||Two adult snow leopards (Panthera uncia), male and female, both with vaccinations current, became infected with feline panleukopenia virus (FPV) at the Blank Park Zoo, Des Moines, Iowa, in late 1988. Clinical signs included weakness, hemorrhagic feces, fever, seizures, and nasal discharge. Blood analysis revealed severe lymphopenia and mild anemia. A positive enzyme-linked immunosorbent assay (ELISA) test for FPV on fecal contents from the male leopard confirmed the diagnosis. In spite of intensive therapy, both animals died. Necropsy of the female, which survived for 1 wk after onset of signs, revealed intestinal crypt necrosis, pulmonary consolidation, necrotizing laryngitis, and diffuse lymphoid depletion. The male leopard, which lived 3 wk after onset of illness, had similar enteric and lymphoid lesions. In addition, there was a severe interstitial pneumonia, with syncytial cells containing eosinophilic intracytoplasmic inclusion bodies. Ultrastructural characteristics of these inclusions featured tubular structures consistent with a paramyxovirus.
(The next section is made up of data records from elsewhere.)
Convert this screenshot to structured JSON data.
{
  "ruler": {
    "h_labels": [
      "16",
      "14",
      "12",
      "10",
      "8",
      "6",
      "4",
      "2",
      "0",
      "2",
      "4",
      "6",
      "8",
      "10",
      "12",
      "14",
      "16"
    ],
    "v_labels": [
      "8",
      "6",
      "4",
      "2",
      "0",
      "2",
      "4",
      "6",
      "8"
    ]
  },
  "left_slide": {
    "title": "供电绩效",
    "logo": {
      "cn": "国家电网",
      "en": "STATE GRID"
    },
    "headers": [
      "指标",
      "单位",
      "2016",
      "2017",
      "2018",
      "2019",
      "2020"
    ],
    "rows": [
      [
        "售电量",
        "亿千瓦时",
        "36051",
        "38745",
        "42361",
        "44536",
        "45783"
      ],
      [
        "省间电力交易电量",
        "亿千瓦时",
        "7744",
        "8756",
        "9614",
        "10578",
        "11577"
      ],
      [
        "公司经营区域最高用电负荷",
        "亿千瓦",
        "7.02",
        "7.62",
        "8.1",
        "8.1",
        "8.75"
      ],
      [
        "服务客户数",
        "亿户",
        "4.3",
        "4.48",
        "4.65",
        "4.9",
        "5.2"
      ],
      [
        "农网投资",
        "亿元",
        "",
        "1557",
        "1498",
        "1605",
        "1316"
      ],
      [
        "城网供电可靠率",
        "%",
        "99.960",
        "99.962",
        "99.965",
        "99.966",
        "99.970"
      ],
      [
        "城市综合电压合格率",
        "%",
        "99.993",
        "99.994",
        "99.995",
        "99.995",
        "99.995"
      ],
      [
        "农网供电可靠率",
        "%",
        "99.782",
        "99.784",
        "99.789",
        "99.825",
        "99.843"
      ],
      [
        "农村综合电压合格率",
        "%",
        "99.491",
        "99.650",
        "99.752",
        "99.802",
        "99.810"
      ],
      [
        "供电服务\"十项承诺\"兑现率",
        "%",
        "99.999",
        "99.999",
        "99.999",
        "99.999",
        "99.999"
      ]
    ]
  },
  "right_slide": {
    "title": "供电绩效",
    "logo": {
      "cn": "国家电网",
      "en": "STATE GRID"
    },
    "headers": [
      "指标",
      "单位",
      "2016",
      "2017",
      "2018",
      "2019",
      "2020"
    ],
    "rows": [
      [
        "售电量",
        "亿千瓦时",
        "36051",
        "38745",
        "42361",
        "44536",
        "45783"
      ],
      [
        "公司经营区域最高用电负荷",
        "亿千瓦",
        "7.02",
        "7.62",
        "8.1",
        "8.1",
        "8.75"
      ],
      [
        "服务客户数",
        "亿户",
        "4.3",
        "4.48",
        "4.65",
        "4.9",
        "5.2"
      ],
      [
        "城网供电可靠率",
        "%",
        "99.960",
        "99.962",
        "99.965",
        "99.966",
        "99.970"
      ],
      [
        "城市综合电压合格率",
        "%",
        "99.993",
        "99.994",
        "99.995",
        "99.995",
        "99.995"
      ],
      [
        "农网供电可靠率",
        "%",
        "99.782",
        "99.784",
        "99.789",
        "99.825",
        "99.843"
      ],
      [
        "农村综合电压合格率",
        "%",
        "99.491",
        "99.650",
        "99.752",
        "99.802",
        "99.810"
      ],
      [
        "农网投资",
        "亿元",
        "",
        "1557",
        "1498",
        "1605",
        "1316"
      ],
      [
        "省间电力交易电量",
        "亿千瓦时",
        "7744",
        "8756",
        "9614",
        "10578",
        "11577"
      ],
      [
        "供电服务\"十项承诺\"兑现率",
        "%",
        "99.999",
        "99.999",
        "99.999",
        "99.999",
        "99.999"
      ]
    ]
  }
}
Although repeated virus isolation attempts from the affected lung were negative, polyclonal and monoclonal fluorescent antibody tests were strongly positive for canine distemper virus (CDV). Frozen paired sera from each leopard demonstrated very high acute and convalescing titers to FPV; both animals also seroconverted to CDV, with titers in the male leopard higher than those in the female. Additional tests for toxoplasmosis, feline infectious peritonitis, feline rhinotracheitis, feline calicivirus, feline leukemia, canine parainfluenza, and bovine respiratory syncytial virus were all negative. The neurologic signs present in these leopards remained unexplained, but may have been attributable to CDV infection. A feral cat trapped on zoo property had feces positive for FPV by ELISA. Although the specific contributions of FPV and CDV toward the development of this case are unknown, it is likely that initial FPV-induced immunosuppression allowed the subsequent development of CDV in these snow leopards. The likelihood that initial FPV infection came from feral cats underscores the importance of feral animal control on zoo premises.
||Addresses:FIX AS, IOWA STATE UNIV SCI & TECHNOL,DEPT VET PATHOL,AMES,IA 50011IOWA STATE UNIV SCI & TECHNOL,VET DIAGNOST LAB,AMES,IA 50011BLANK PK ZOO,DES MOINES,IA 50315NORDEN LABS INC,LINCOLN,NE 68501NATL VET SERV LABS,AMES,IA 50010 Publisher:AMER ASSOC Z00 VETERINARIANS, MEDIA Connective Phrase: English